Exercise prompt =>
Set the records down again in full, exactly as they are, apart from the images.

[Web page and app entries]
• • • •
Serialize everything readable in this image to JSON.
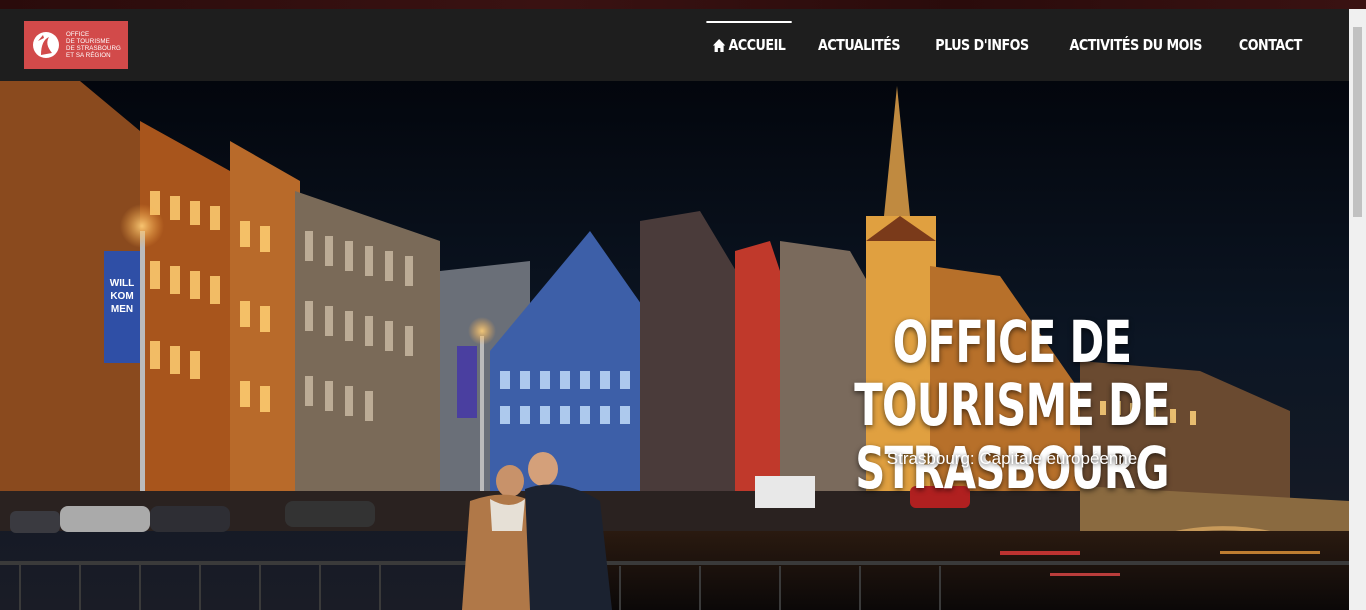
{
  "logo": {
    "lines": [
      "OFFICE",
      "DE TOURISME",
      "DE STRASBOURG",
      "ET SA RÉGION"
    ],
    "color": "#d24a4a"
  },
  "nav": {
    "items": [
      {
        "label": "ACCUEIL",
        "icon": "home-icon",
        "active": true
      },
      {
        "label": "ACTUALITÉS"
      },
      {
        "label": "PLUS D'INFOS"
      },
      {
        "label": "ACTIVITÉS DU MOIS"
      },
      {
        "label": "CONTACT"
      }
    ]
  },
  "hero": {
    "title_line1": "OFFICE DE TOURISME DE",
    "title_line2": "STRASBOURG",
    "subtitle": "Strasbourg: Capitale européenne",
    "banner_text": "WILL KOM MEN"
  }
}
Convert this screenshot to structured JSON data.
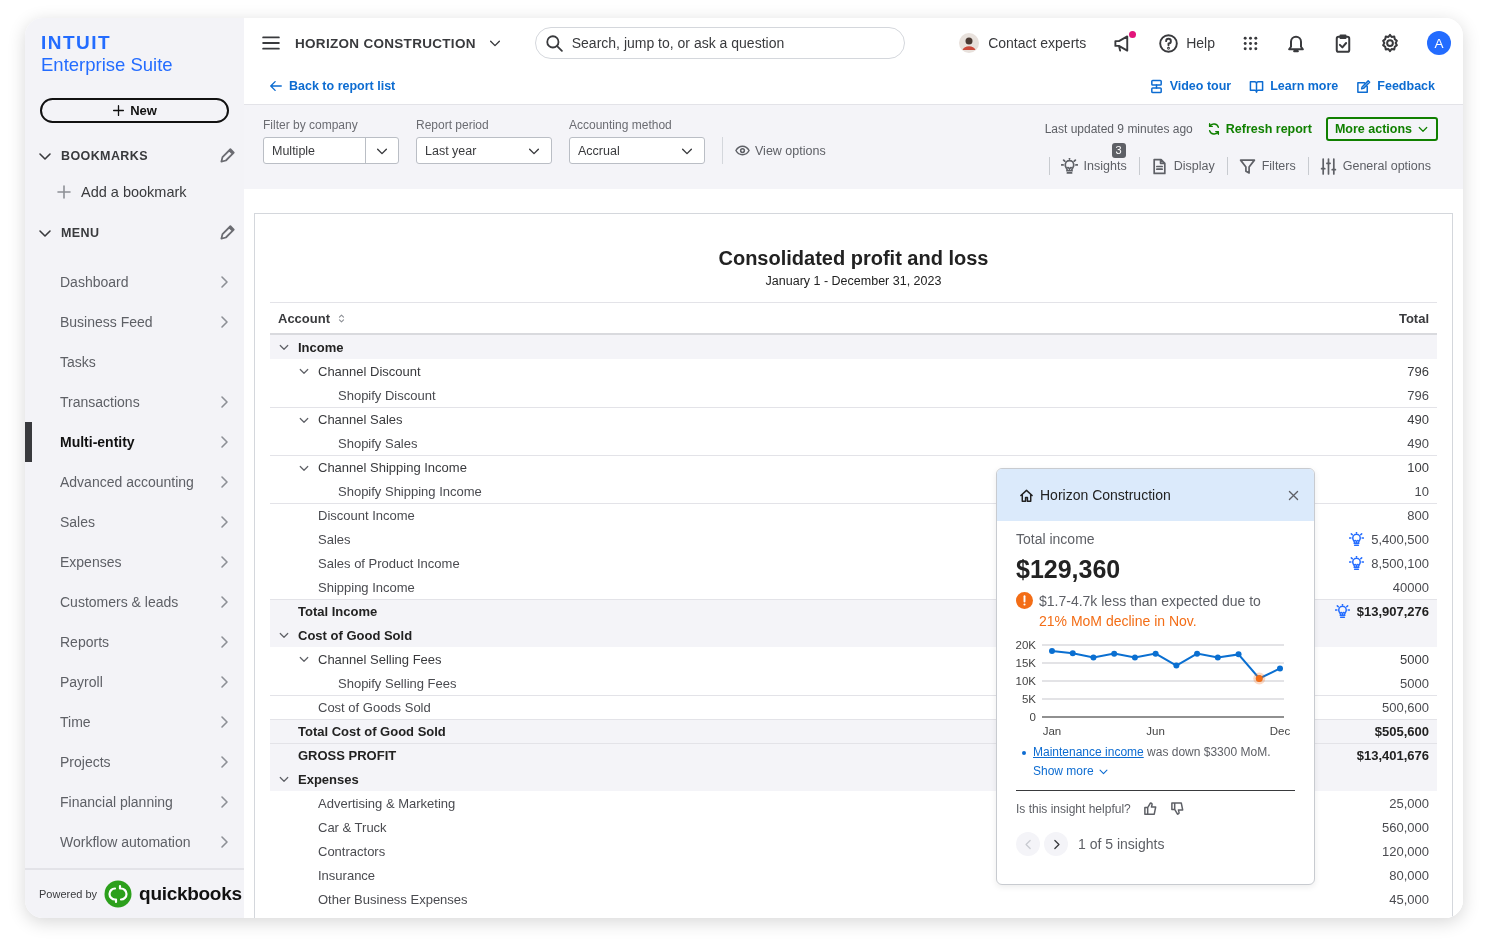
{
  "brand": {
    "logo": "INTUIT",
    "product": "Enterprise Suite"
  },
  "new_button": {
    "label": "New"
  },
  "bookmarks": {
    "title": "BOOKMARKS",
    "expanded": true,
    "add_label": "Add a bookmark"
  },
  "menu": {
    "title": "MENU",
    "expanded": true,
    "items": [
      {
        "label": "Dashboard",
        "has_submenu": true,
        "selected": false
      },
      {
        "label": "Business Feed",
        "has_submenu": true,
        "selected": false
      },
      {
        "label": "Tasks",
        "has_submenu": false,
        "selected": false
      },
      {
        "label": "Transactions",
        "has_submenu": true,
        "selected": false
      },
      {
        "label": "Multi-entity",
        "has_submenu": true,
        "selected": true
      },
      {
        "label": "Advanced accounting",
        "has_submenu": true,
        "selected": false
      },
      {
        "label": "Sales",
        "has_submenu": true,
        "selected": false
      },
      {
        "label": "Expenses",
        "has_submenu": true,
        "selected": false
      },
      {
        "label": "Customers & leads",
        "has_submenu": true,
        "selected": false
      },
      {
        "label": "Reports",
        "has_submenu": true,
        "selected": false
      },
      {
        "label": "Payroll",
        "has_submenu": true,
        "selected": false
      },
      {
        "label": "Time",
        "has_submenu": true,
        "selected": false
      },
      {
        "label": "Projects",
        "has_submenu": true,
        "selected": false
      },
      {
        "label": "Financial planning",
        "has_submenu": true,
        "selected": false
      },
      {
        "label": "Workflow automation",
        "has_submenu": true,
        "selected": false
      }
    ]
  },
  "footer": {
    "powered_by": "Powered by",
    "wordmark": "quickbooks"
  },
  "topbar": {
    "company": "HORIZON CONSTRUCTION",
    "search": {
      "placeholder": "Search, jump to, or ask a question"
    },
    "contact": "Contact experts",
    "announcement_dot": true,
    "help": "Help",
    "avatar": "A"
  },
  "links": {
    "back": "Back to report list",
    "right": [
      {
        "kind": "video",
        "label": "Video tour"
      },
      {
        "kind": "book",
        "label": "Learn more"
      },
      {
        "kind": "feedback",
        "label": "Feedback"
      }
    ]
  },
  "filters": [
    {
      "label": "Filter by company",
      "value": "Multiple",
      "kind": "split"
    },
    {
      "label": "Report period",
      "value": "Last year",
      "kind": "plain"
    },
    {
      "label": "Accounting method",
      "value": "Accrual",
      "kind": "plain"
    }
  ],
  "view_options": "View options",
  "last_updated": "Last updated 9 minutes ago",
  "refresh": "Refresh report",
  "more_actions": "More actions",
  "tools": [
    {
      "kind": "insights",
      "label": "Insights",
      "badge": "3"
    },
    {
      "kind": "display",
      "label": "Display"
    },
    {
      "kind": "filters",
      "label": "Filters"
    },
    {
      "kind": "general",
      "label": "General options"
    }
  ],
  "report": {
    "title": "Consolidated profit and loss",
    "subtitle": "January 1 - December 31, 2023",
    "columns": [
      "Account",
      "Total"
    ],
    "rows": [
      {
        "kind": "section",
        "account": "Income",
        "expanded": true,
        "children": [
          {
            "kind": "group",
            "account": "Channel Discount",
            "total": "796",
            "expanded": true,
            "children": [
              {
                "kind": "line",
                "account": "Shopify Discount",
                "total": "796"
              }
            ]
          },
          {
            "kind": "group",
            "account": "Channel Sales",
            "total": "490",
            "expanded": true,
            "children": [
              {
                "kind": "line",
                "account": "Shopify Sales",
                "total": "490"
              }
            ]
          },
          {
            "kind": "group",
            "account": "Channel Shipping Income",
            "total": "100",
            "expanded": true,
            "children": [
              {
                "kind": "line",
                "account": "Shopify Shipping Income",
                "total": "10"
              }
            ]
          },
          {
            "kind": "line",
            "account": "Discount Income",
            "total": "800"
          },
          {
            "kind": "line",
            "account": "Sales",
            "total": "5,400,500",
            "insight": true
          },
          {
            "kind": "line",
            "account": "Sales of Product Income",
            "total": "8,500,100",
            "insight": true
          },
          {
            "kind": "line",
            "account": "Shipping Income",
            "total": "40000"
          }
        ]
      },
      {
        "kind": "total",
        "account": "Total Income",
        "total": "$13,907,276",
        "insight": true
      },
      {
        "kind": "section",
        "account": "Cost of Good Sold",
        "expanded": true,
        "children": [
          {
            "kind": "group",
            "account": "Channel Selling Fees",
            "total": "5000",
            "expanded": true,
            "children": [
              {
                "kind": "line",
                "account": "Shopify Selling Fees",
                "total": "5000"
              }
            ]
          },
          {
            "kind": "line",
            "account": "Cost of Goods Sold",
            "total": "500,600"
          }
        ]
      },
      {
        "kind": "total",
        "account": "Total Cost of Good Sold",
        "total": "$505,600"
      },
      {
        "kind": "total",
        "account": "GROSS PROFIT",
        "total": "$13,401,676"
      },
      {
        "kind": "section",
        "account": "Expenses",
        "expanded": true,
        "children": [
          {
            "kind": "line",
            "account": "Advertising & Marketing",
            "total": "25,000"
          },
          {
            "kind": "line",
            "account": "Car & Truck",
            "total": "560,000"
          },
          {
            "kind": "line",
            "account": "Contractors",
            "total": "120,000"
          },
          {
            "kind": "line",
            "account": "Insurance",
            "total": "80,000"
          },
          {
            "kind": "line",
            "account": "Other Business Expenses",
            "total": "45,000"
          }
        ]
      }
    ]
  },
  "insight_card": {
    "title": "Horizon Construction",
    "metric_label": "Total income",
    "metric_value": "$129,360",
    "warning": "$1.7-4.7k less than expected due to",
    "warning_emphasis": "21% MoM decline in Nov.",
    "chart_data": {
      "type": "line",
      "categories": [
        "Jan",
        null,
        null,
        null,
        null,
        "Jun",
        null,
        null,
        null,
        null,
        null,
        "Dec"
      ],
      "series": [
        {
          "color": "#0a6fd1",
          "marker": true,
          "values": [
            18300,
            17700,
            16500,
            17600,
            16500,
            17600,
            14300,
            17600,
            16500,
            17400,
            10700,
            13500
          ]
        },
        {
          "color": "#f36d16",
          "marker": true,
          "values": [
            null,
            null,
            null,
            null,
            null,
            null,
            null,
            null,
            null,
            null,
            10700,
            null
          ]
        }
      ],
      "grid": true,
      "ylim": [
        0,
        20000
      ],
      "yticks": [
        {
          "value": 0,
          "label": "0"
        },
        {
          "value": 5000,
          "label": "5K"
        },
        {
          "value": 10000,
          "label": "10K"
        },
        {
          "value": 15000,
          "label": "15K"
        },
        {
          "value": 20000,
          "label": "20K"
        }
      ]
    },
    "detail_link": "Maintenance income",
    "detail_text": "was down $3300 MoM.",
    "show_more": "Show more",
    "feedback_question": "Is this insight helpful?",
    "pager": "1 of 5 insights",
    "prev_disabled": true
  }
}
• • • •
Solution for this exercise =>
Serialize everything readable in this image to JSON.
{
  "logo": {
    "lines": [
      "OFFICE",
      "DE TOURISME",
      "DE STRASBOURG",
      "ET SA RÉGION"
    ],
    "color": "#d24a4a"
  },
  "nav": {
    "items": [
      {
        "label": "ACCUEIL",
        "icon": "home-icon",
        "active": true
      },
      {
        "label": "ACTUALITÉS"
      },
      {
        "label": "PLUS D'INFOS"
      },
      {
        "label": "ACTIVITÉS DU MOIS"
      },
      {
        "label": "CONTACT"
      }
    ]
  },
  "hero": {
    "title_line1": "OFFICE DE TOURISME DE",
    "title_line2": "STRASBOURG",
    "subtitle": "Strasbourg: Capitale européenne",
    "banner_text": "WILL KOM MEN"
  }
}
Convert this screenshot to structured JSON data.
{
  "brand": {
    "logo": "INTUIT",
    "product": "Enterprise Suite"
  },
  "new_button": {
    "label": "New"
  },
  "bookmarks": {
    "title": "BOOKMARKS",
    "expanded": true,
    "add_label": "Add a bookmark"
  },
  "menu": {
    "title": "MENU",
    "expanded": true,
    "items": [
      {
        "label": "Dashboard",
        "has_submenu": true,
        "selected": false
      },
      {
        "label": "Business Feed",
        "has_submenu": true,
        "selected": false
      },
      {
        "label": "Tasks",
        "has_submenu": false,
        "selected": false
      },
      {
        "label": "Transactions",
        "has_submenu": true,
        "selected": false
      },
      {
        "label": "Multi-entity",
        "has_submenu": true,
        "selected": true
      },
      {
        "label": "Advanced accounting",
        "has_submenu": true,
        "selected": false
      },
      {
        "label": "Sales",
        "has_submenu": true,
        "selected": false
      },
      {
        "label": "Expenses",
        "has_submenu": true,
        "selected": false
      },
      {
        "label": "Customers & leads",
        "has_submenu": true,
        "selected": false
      },
      {
        "label": "Reports",
        "has_submenu": true,
        "selected": false
      },
      {
        "label": "Payroll",
        "has_submenu": true,
        "selected": false
      },
      {
        "label": "Time",
        "has_submenu": true,
        "selected": false
      },
      {
        "label": "Projects",
        "has_submenu": true,
        "selected": false
      },
      {
        "label": "Financial planning",
        "has_submenu": true,
        "selected": false
      },
      {
        "label": "Workflow automation",
        "has_submenu": true,
        "selected": false
      }
    ]
  },
  "footer": {
    "powered_by": "Powered by",
    "wordmark": "quickbooks"
  },
  "topbar": {
    "company": "HORIZON CONSTRUCTION",
    "search": {
      "placeholder": "Search, jump to, or ask a question"
    },
    "contact": "Contact experts",
    "announcement_dot": true,
    "help": "Help",
    "avatar": "A"
  },
  "links": {
    "back": "Back to report list",
    "right": [
      {
        "kind": "video",
        "label": "Video tour"
      },
      {
        "kind": "book",
        "label": "Learn more"
      },
      {
        "kind": "feedback",
        "label": "Feedback"
      }
    ]
  },
  "filters": [
    {
      "label": "Filter by company",
      "value": "Multiple",
      "kind": "split"
    },
    {
      "label": "Report period",
      "value": "Last year",
      "kind": "plain"
    },
    {
      "label": "Accounting method",
      "value": "Accrual",
      "kind": "plain"
    }
  ],
  "view_options": "View options",
  "last_updated": "Last updated 9 minutes ago",
  "refresh": "Refresh report",
  "more_actions": "More actions",
  "tools": [
    {
      "kind": "insights",
      "label": "Insights",
      "badge": "3"
    },
    {
      "kind": "display",
      "label": "Display"
    },
    {
      "kind": "filters",
      "label": "Filters"
    },
    {
      "kind": "general",
      "label": "General options"
    }
  ],
  "report": {
    "title": "Consolidated profit and loss",
    "subtitle": "January 1 - December 31, 2023",
    "columns": [
      "Account",
      "Total"
    ],
    "rows": [
      {
        "kind": "section",
        "account": "Income",
        "expanded": true,
        "children": [
          {
            "kind": "group",
            "account": "Channel Discount",
            "total": "796",
            "expanded": true,
            "children": [
              {
                "kind": "line",
                "account": "Shopify Discount",
                "total": "796"
              }
            ]
          },
          {
            "kind": "group",
            "account": "Channel Sales",
            "total": "490",
            "expanded": true,
            "children": [
              {
                "kind": "line",
                "account": "Shopify Sales",
                "total": "490"
              }
            ]
          },
          {
            "kind": "group",
            "account": "Channel Shipping Income",
            "total": "100",
            "expanded": true,
            "children": [
              {
                "kind": "line",
                "account": "Shopify Shipping Income",
                "total": "10"
              }
            ]
          },
          {
            "kind": "line",
            "account": "Discount Income",
            "total": "800"
          },
          {
            "kind": "line",
            "account": "Sales",
            "total": "5,400,500",
            "insight": true
          },
          {
            "kind": "line",
            "account": "Sales of Product Income",
            "total": "8,500,100",
            "insight": true
          },
          {
            "kind": "line",
            "account": "Shipping Income",
            "total": "40000"
          }
        ]
      },
      {
        "kind": "total",
        "account": "Total Income",
        "total": "$13,907,276",
        "insight": true
      },
      {
        "kind": "section",
        "account": "Cost of Good Sold",
        "expanded": true,
        "children": [
          {
            "kind": "group",
            "account": "Channel Selling Fees",
            "total": "5000",
            "expanded": true,
            "children": [
              {
                "kind": "line",
                "account": "Shopify Selling Fees",
                "total": "5000"
              }
            ]
          },
          {
            "kind": "line",
            "account": "Cost of Goods Sold",
            "total": "500,600"
          }
        ]
      },
      {
        "kind": "total",
        "account": "Total Cost of Good Sold",
        "total": "$505,600"
      },
      {
        "kind": "total",
        "account": "GROSS PROFIT",
        "total": "$13,401,676"
      },
      {
        "kind": "section",
        "account": "Expenses",
        "expanded": true,
        "children": [
          {
            "kind": "line",
            "account": "Advertising & Marketing",
            "total": "25,000"
          },
          {
            "kind": "line",
            "account": "Car & Truck",
            "total": "560,000"
          },
          {
            "kind": "line",
            "account": "Contractors",
            "total": "120,000"
          },
          {
            "kind": "line",
            "account": "Insurance",
            "total": "80,000"
          },
          {
            "kind": "line",
            "account": "Other Business Expenses",
            "total": "45,000"
          }
        ]
      }
    ]
  },
  "insight_card": {
    "title": "Horizon Construction",
    "metric_label": "Total income",
    "metric_value": "$129,360",
    "warning": "$1.7-4.7k less than expected due to",
    "warning_emphasis": "21% MoM decline in Nov.",
    "chart_data": {
      "type": "line",
      "categories": [
        "Jan",
        null,
        null,
        null,
        null,
        "Jun",
        null,
        null,
        null,
        null,
        null,
        "Dec"
      ],
      "series": [
        {
          "color": "#0a6fd1",
          "marker": true,
          "values": [
            18300,
            17700,
            16500,
            17600,
            16500,
            17600,
            14300,
            17600,
            16500,
            17400,
            10700,
            13500
          ]
        },
        {
          "color": "#f36d16",
          "marker": true,
          "values": [
            null,
            null,
            null,
            null,
            null,
            null,
            null,
            null,
            null,
            null,
            10700,
            null
          ]
        }
      ],
      "grid": true,
      "ylim": [
        0,
        20000
      ],
      "yticks": [
        {
          "value": 0,
          "label": "0"
        },
        {
          "value": 5000,
          "label": "5K"
        },
        {
          "value": 10000,
          "label": "10K"
        },
        {
          "value": 15000,
          "label": "15K"
        },
        {
          "value": 20000,
          "label": "20K"
        }
      ]
    },
    "detail_link": "Maintenance income",
    "detail_text": "was down $3300 MoM.",
    "show_more": "Show more",
    "feedback_question": "Is this insight helpful?",
    "pager": "1 of 5 insights",
    "prev_disabled": true
  }
}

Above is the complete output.